* Now that the Associated Press has debunked the “stand down order” tale on Benghazi, Lucia Graves has a comprehensive look back at all the Republicans who pushed it, including those of the more “serious” variety:

Asking whether these new military testimonies (which largely just confirm what’s been found previously) will change these Republicans’ rhetoric feels something akin to asking what it takes to end a conspiracy theory. A better conspiracy, perhaps?

A better conspiracy? Sure, why not? That will do just fine, thank you.

* Jonathan Bernstein with a sharp piece explaining that even if it’s possible Obama did break the law, the real problem with Boehner’s lawsuit is that it enhances the power of the judiciary at the expense of the elected branches.

* Aaron Blake outlines the real reason for the lawsuit: Politically it’s a far, far easier way of scratching the GOP base’s impeachment itch, as impeachment itself would be a full blown disaster. Of course, sometimes scratching an itch can only increase the desire for further scratching.

* Nothing to see here:

The White House says this year’s budget deficit will drop to $583 billion, the lowest level of President Barack Obama’s tenure…The nonpartisan Congressional Budget Office projects an even lower deficit of $492 billion for the budget year ending Sept. 30.

As Ryan Cooper joked, in an apparent reference to this being hailed as good news, even as we’re doing nothing to ameliorate a sluggish recovery and mass unemployment: “Epic failure.”

* Michael Tomasky has a good piece gaming out the reasons why House Republicans may not end up supporting the funding to address the border crisis Obama has requested, including this:

You’re going to hear Republicans complain, if they haven’t started already, about the fact that roughly half ($1.8 billion) of this amount would be directed not to the manly Bureau of Throwing Brown People Back to the Coyotes but to the Department of Health and Human Services. This will, I would imagine, emerge as a central GOP talking point over the next few days, because HHS is one of those bleeding heart, girly-man agencies.

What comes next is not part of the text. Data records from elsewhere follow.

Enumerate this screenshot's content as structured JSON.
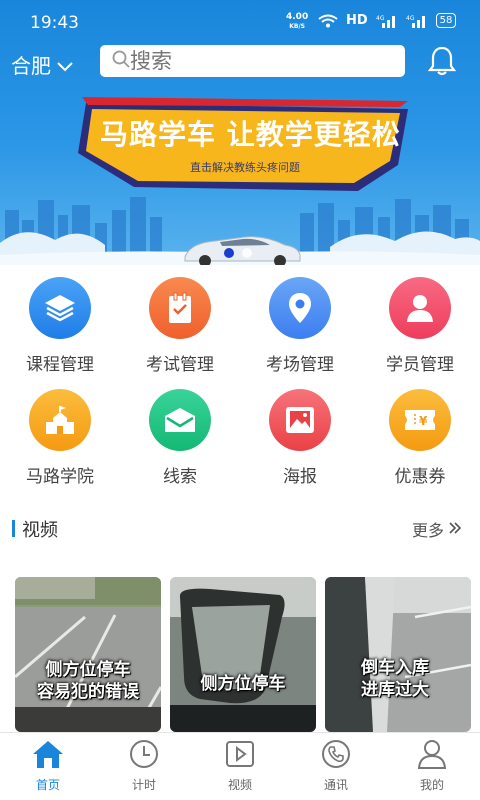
{
  "status_bar": {
    "time": "19:43",
    "net_speed": "4.00",
    "net_unit": "KB/S",
    "hd": "HD",
    "net_type_1": "4G",
    "net_type_2": "4G",
    "battery": "58"
  },
  "header": {
    "city": "合肥",
    "search_placeholder": "搜索"
  },
  "banner": {
    "title": "马路学车 让教学更轻松",
    "subtitle": "直击解决教练头疼问题"
  },
  "grid": [
    {
      "label": "课程管理",
      "icon": "layers-icon",
      "color": "#2f8cf0"
    },
    {
      "label": "考试管理",
      "icon": "clipboard-icon",
      "color": "#f4743a"
    },
    {
      "label": "考场管理",
      "icon": "location-pin-icon",
      "color": "#4f8df3"
    },
    {
      "label": "学员管理",
      "icon": "user-icon",
      "color": "#f2526e"
    },
    {
      "label": "马路学院",
      "icon": "school-icon",
      "color": "#f7a524"
    },
    {
      "label": "线索",
      "icon": "envelope-icon",
      "color": "#22c485"
    },
    {
      "label": "海报",
      "icon": "image-icon",
      "color": "#f0585a"
    },
    {
      "label": "优惠券",
      "icon": "coupon-icon",
      "color": "#f7a524"
    }
  ],
  "videos_section": {
    "title": "视频",
    "more": "更多"
  },
  "videos": [
    {
      "caption_line1": "侧方位停车",
      "caption_line2": "容易犯的错误"
    },
    {
      "caption_line1": "侧方位停车",
      "caption_line2": ""
    },
    {
      "caption_line1": "倒车入库",
      "caption_line2": "进库过大"
    }
  ],
  "bottom_nav": [
    {
      "label": "首页",
      "icon": "home-icon",
      "active": true
    },
    {
      "label": "计时",
      "icon": "clock-icon",
      "active": false
    },
    {
      "label": "视频",
      "icon": "play-icon",
      "active": false
    },
    {
      "label": "通讯",
      "icon": "phone-icon",
      "active": false
    },
    {
      "label": "我的",
      "icon": "person-icon",
      "active": false
    }
  ],
  "colors": {
    "brand_blue": "#1a86db",
    "active_nav": "#1a86db"
  }
}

Yup. As noted here earlier, Boehner is in a tough spot: One question is whether Dems will give Republicans concessions that allow them to argue they forced Obama to get tough on the border in exchange for the money.

* Also see Danny Vinik on the depth of GOP policy abdication that’s on display here.

* Joe Sonka brings us Mitch McConnell’s latest quote, on why women’s issues may not play against him: “I could be wrong, but most of the barriers have been lowered.” Sonka also notes McConnell’s suggestion that Elizabeth Warren’s student loan proposal partakes of the mentality that is destroying the country with debt.

This is exactly the terrain on which the Grimes camp hopes this campaign is fought.

* Ari Berman with some deep reporting into the ongoing legal challenge to North Carolina’s new voting restrictions, the historical echoes it is stirring up, and why this could decide the fate of voting rights nationally.

* Joan McCarter looks at new Brookings Institution data and asks: Could Koch brothers spending actually be increasing Obamacare enrollment?

The Kochs have been spending on what are basically a bunch of public service announcements letting people know they might be able to get subsidized health insurance. Good deal! All those millions might not have been wasted after all.

* Darrell Issa’s “subpoena binge,” in one chart.

* The Tweet of the day, courtesy (natch) of Morning Joe, is Beltway perfection:

President Obama fires back at House Speaker John Boehner over lawsuit. Did he take the right tone?

Surely the optimum way to get Republicans to cooperate with Obama is to refrain from trying to extract a political price for it when they don’t.

* And Jaime Fuller has what must be the most comprehensive list of media-designated Obama Katrina Moments ever compiled, serving up a grand total of 19 of them.

What else?

Greg Sargent writes The Plum Line blog, a reported opinion blog with a liberal slant -- what you might call “opinionated reporting” from the left.